Offering comprehensive addiction treatment for the incarcerated is, admittedly, a huge undertaking and will require a drastic increase in services and, as a result, an increase in government spending. In my county (Warren County, Ohio), drug court gives selected offenders the choice of 18 months of probation and participation in a strict outpatient treatment program or jail time without treatment. Many choose jail because it is “easier”. Perhaps, there should not be a choice. Or, perhaps, the treatment can occur during incarceration. Inmates are already receiving room and board and are a “captive audience”. By providing counselors, physicians, and other members of the treatment team increased access to jail treatment, such an approach should increase the chance of long-term sobriety and, for many, end the revolving door of addiction and imprisonment.
Ultimately, we’re faced with a choice of saving money or saving lives. And as a physician who works with the addicted in Ohio and someone providing resources to clinicians treating others, I find that the choice could not be clearer. In the end, if more people achieve long-term recovery, we may accomplish both.
Here is a link to other TDWI posts on substance abuse and addiction.
Leslie Dye, MD

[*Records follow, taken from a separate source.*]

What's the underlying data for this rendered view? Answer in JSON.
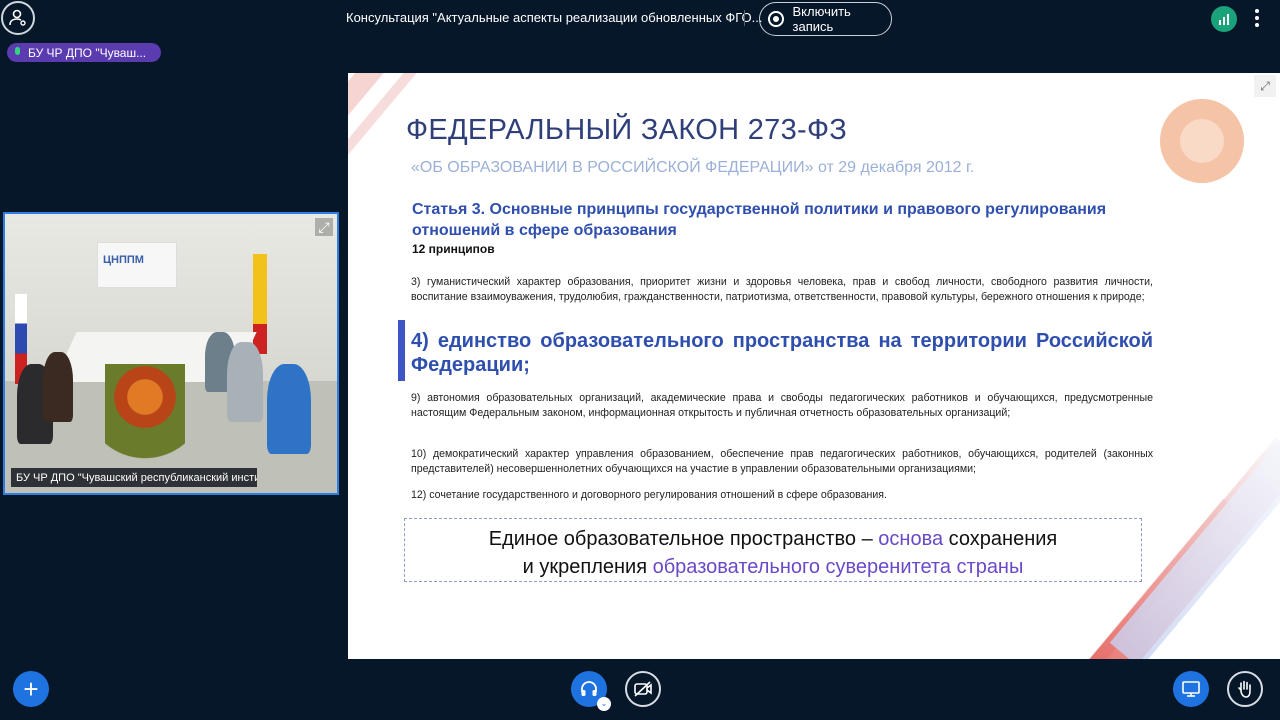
{
  "topbar": {
    "conference_title": "Консультация \"Актуальные аспекты реализации обновленных ФГО...",
    "record_label": "Включить запись"
  },
  "speaker": {
    "name": "БУ ЧР ДПО \"Чуваш..."
  },
  "video": {
    "participant_label": "БУ ЧР ДПО \"Чувашский республиканский инсти...",
    "banner_text": "ЦНППМ"
  },
  "slide": {
    "title": "ФЕДЕРАЛЬНЫЙ ЗАКОН 273-ФЗ",
    "subtitle": "«ОБ ОБРАЗОВАНИИ В РОССИЙСКОЙ ФЕДЕРАЦИИ» от 29 декабря 2012 г.",
    "article": "Статья 3. Основные принципы государственной политики и правового регулирования отношений в сфере образования",
    "count": "12 принципов",
    "p3": "3) гуманистический характер образования, приоритет жизни и здоровья человека, прав и свобод личности, свободного развития личности, воспитание взаимоуважения, трудолюбия, гражданственности, патриотизма, ответственности, правовой культуры, бережного отношения к природе;",
    "p4": "4) единство образовательного пространства на территории Российской Федерации;",
    "p9": "9) автономия образовательных организаций, академические права и свободы педагогических работников и обучающихся, предусмотренные настоящим Федеральным законом, информационная открытость и публичная отчетность образовательных организаций;",
    "p10": "10) демократический характер управления образованием, обеспечение прав педагогических работников, обучающихся, родителей (законных представителей) несовершеннолетних обучающихся на участие в управлении образовательными организациями;",
    "p12": "12) сочетание государственного и договорного регулирования отношений в сфере образования.",
    "conclusion": {
      "part1": "Единое образовательное пространство – ",
      "accent1": "основа",
      "part2": " сохранения",
      "part3": "и укрепления ",
      "accent2": "образовательного суверенитета страны"
    }
  },
  "colors": {
    "background": "#06172a",
    "accent_blue": "#1f73e0",
    "speaker_pill": "#5a3bb0",
    "slide_title": "#2f3f79",
    "slide_heading": "#2f4fae",
    "conclusion_accent": "#6a49c8",
    "signal": "#1aa37a"
  },
  "icons": {
    "user": "user-settings-icon",
    "record": "record-icon",
    "signal": "signal-strength-icon",
    "menu": "more-vertical-icon",
    "mic": "microphone-icon",
    "expand": "expand-icon",
    "add": "plus-icon",
    "headphones": "headphones-icon",
    "camera": "camera-off-icon",
    "share": "screen-share-icon",
    "hand": "raise-hand-icon"
  }
}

Leslie R. Dye, MD serves as the Editor-in-Chief of Point of Care Content for Elsevier, overseeing a team of 14 people in addition to practicing addiction medicine at Northland Intervention Center in Milford, Ohio. Prior to joining Elsevier and Northland, Dr. Dye was the training coordinator for Medisync Health Care Solutions in Cincinnati, where she trained physicians in medical coding and worked with multiple electronic health records as well as learned the basics of medical office and hospital workflows. Dr. Dye graduated from the University Of Kansas School Of Medicine and completed her residency in
Emergency Medicine and her fellowship in Medical Toxicology and Hyperbaric medicine at th University of Cincinnati. She was an associate professor in emergency medicine and Pharmacology/Toxicology at Wright State University until she became the editor of Living Longer, a monthly health magazine in the Cincinnati Enquirer. Her publishing career continued as she served as managing editor for a new journal, Innovations, the official journal of the International Society for Minimally Invasive Cardiac Surgery. She later served at the Editor-in-Chief of the Journal of Medical Toxicology, the official journal of the American College of Medical Toxicology. Dr. Dye is the immediate past President of the American College of Medical Toxicology. She is board certified in Emergency Medicine and Medical Toxicology. She is currently the President of the Medical Toxicology Foundation.